1 Don’t be afraid of drama—or of playing with scale. Visitors to this North Shore house are welcomed by a nine-foot-tall zinc face (salvaged from a demolished building) hung over an antique jardinière. This statement piece has almost become a member of the family—the homeowners call it Washington.
2 In the foyer of this Edgewater condo, interior designer Sean Cowan and his partner, Eric Silverstrim, alternated two-inch stripes of semigloss black and flat charcoal paint on the walls, creating a glamorous backdrop for a white fiberglass Regency-style console.
3 In a cottage in Three Oaks, Michigan, interior designer Julia Edelmann took wainscoting all the way up to the ceiling and put baskets under a rustic turquoise bench to make the space homey and casual.
4 An entryway is a great place for an eye-catching work of art. In this North Side home, a painting by Jeff Kruse anchors the space and also provides a hint of the citrusy color scheme that brightens the rest of the house.
Photography: (1–3) Nathan Kirkman; (4) Katrina Wittkamp

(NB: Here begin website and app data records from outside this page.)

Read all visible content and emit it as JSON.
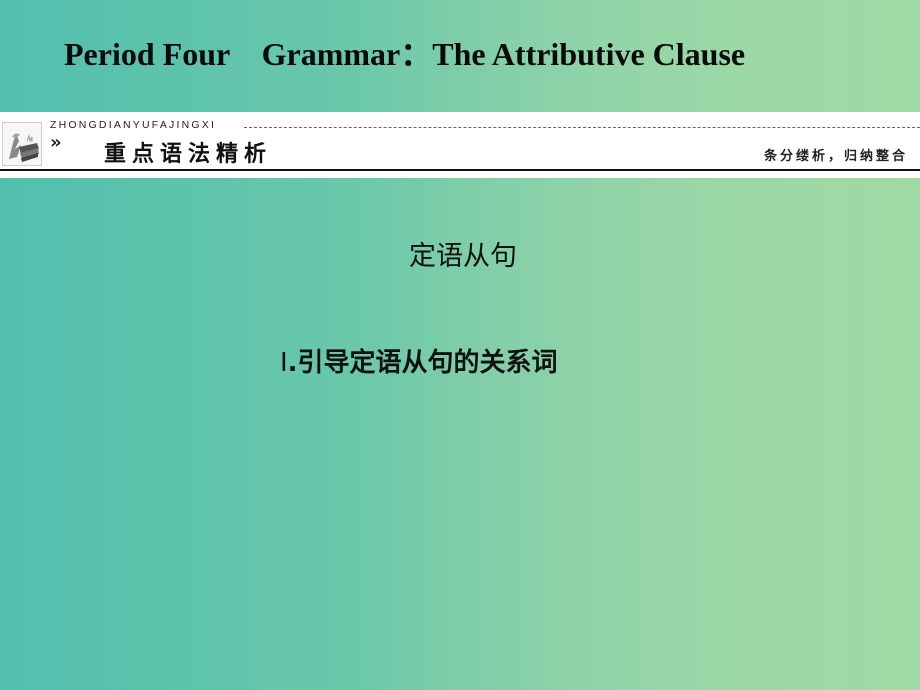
{
  "slide": {
    "title": "Period Four    Grammar：The Attributive Clause",
    "banner": {
      "icon": "books-icon",
      "pinyin": "ZHONGDIANYUFAJINGXI",
      "chevron": "»",
      "heading": "重点语法精析",
      "subheading": "条分缕析，归纳整合"
    },
    "section_title": "定语从句",
    "subsection": {
      "numeral": "Ⅰ",
      "text": ".引导定语从句的关系词"
    },
    "colors": {
      "gradient_left": "#52bfae",
      "gradient_right": "#a0daa5",
      "banner_bg": "#ffffff",
      "text": "#111111"
    }
  }
}
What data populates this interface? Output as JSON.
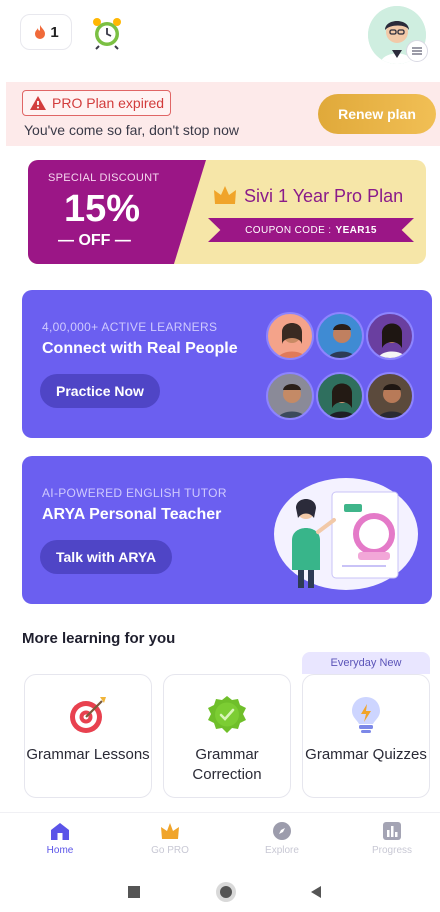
{
  "topbar": {
    "streak_count": "1",
    "icons": {
      "streak": "flame-icon",
      "alarm": "alarm-clock-icon",
      "profile": "user-avatar"
    }
  },
  "pro_banner": {
    "expired_label": "PRO Plan expired",
    "message": "You've come so far, don't stop now",
    "renew_label": "Renew plan"
  },
  "discount": {
    "kicker": "SPECIAL DISCOUNT",
    "percent": "15%",
    "off_label": "— OFF —",
    "plan_title": "Sivi 1 Year Pro Plan",
    "coupon_prefix": "COUPON CODE :",
    "coupon_code": "YEAR15",
    "colors": {
      "accent": "#9b1686",
      "background": "#f6e6a8"
    }
  },
  "practice_card": {
    "kicker": "4,00,000+ ACTIVE LEARNERS",
    "title": "Connect with Real People",
    "button_label": "Practice Now"
  },
  "arya_card": {
    "kicker": "AI-POWERED ENGLISH TUTOR",
    "title": "ARYA Personal Teacher",
    "button_label": "Talk with ARYA"
  },
  "more_learning": {
    "title": "More learning for you",
    "badge": "Everyday New",
    "items": [
      {
        "label": "Grammar Lessons",
        "icon": "target-icon"
      },
      {
        "label": "Grammar Correction",
        "icon": "check-badge-icon"
      },
      {
        "label": "Grammar Quizzes",
        "icon": "lightbulb-icon"
      }
    ]
  },
  "bottom_nav": {
    "items": [
      {
        "label": "Home",
        "icon": "home-icon",
        "active": true
      },
      {
        "label": "Go PRO",
        "icon": "crown-icon",
        "active": false
      },
      {
        "label": "Explore",
        "icon": "compass-icon",
        "active": false
      },
      {
        "label": "Progress",
        "icon": "bar-chart-icon",
        "active": false
      }
    ]
  },
  "colors": {
    "primary": "#6b5ff0",
    "gold": "#e0a93a",
    "danger": "#d23c3c"
  }
}
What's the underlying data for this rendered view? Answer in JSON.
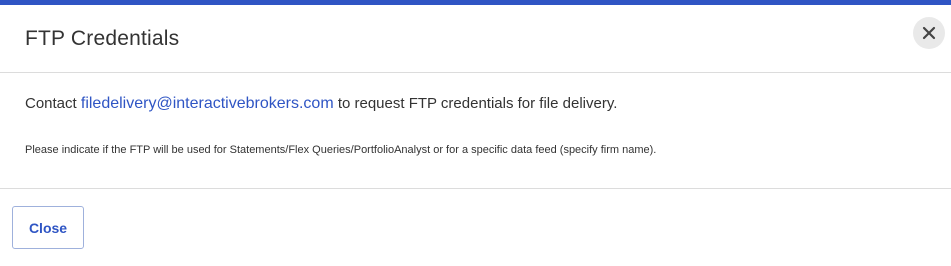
{
  "modal": {
    "title": "FTP Credentials",
    "close_icon": "close-icon",
    "message": {
      "prefix": "Contact ",
      "email": "filedelivery@interactivebrokers.com",
      "suffix": " to request FTP credentials for file delivery."
    },
    "note": "Please indicate if the FTP will be used for Statements/Flex Queries/PortfolioAnalyst or for a specific data feed (specify firm name).",
    "close_button_label": "Close",
    "colors": {
      "accent": "#2f55c4",
      "text": "#333333",
      "divider": "#dcdcdc"
    }
  }
}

5 Talk about setting the tone for the rest of the home—a gallery-like entryway is a perfect introduction to the elegant mix of mid-century antiques, edgy art, and belle époque architectural detail that fills this Gold Coast apartment.
6 Attractive storage is always a plus in an entryway—a place to stash everything from mail to mittens. Here, a four-drawer dresser works very well. Its large surface allows for an inviting tablescape with books, flowers, and other elements that say home.
7 It’s a foyer. It’s a bar. It’s a foyer and a bar. Why not make the most of the space? Framed pictures and memorabilia express personality; the owners of this house display hand-lettered and illustrated quotes by Dorothy Parker.
8 Sometimes all you need is one compelling piece of furniture, such as this Art Deco–inspired mirrored console, to make an entryway come to life. Another great idea: If expensive large-scale art is out of the question, hang a vintage map—it’s timeless, classy, and easy.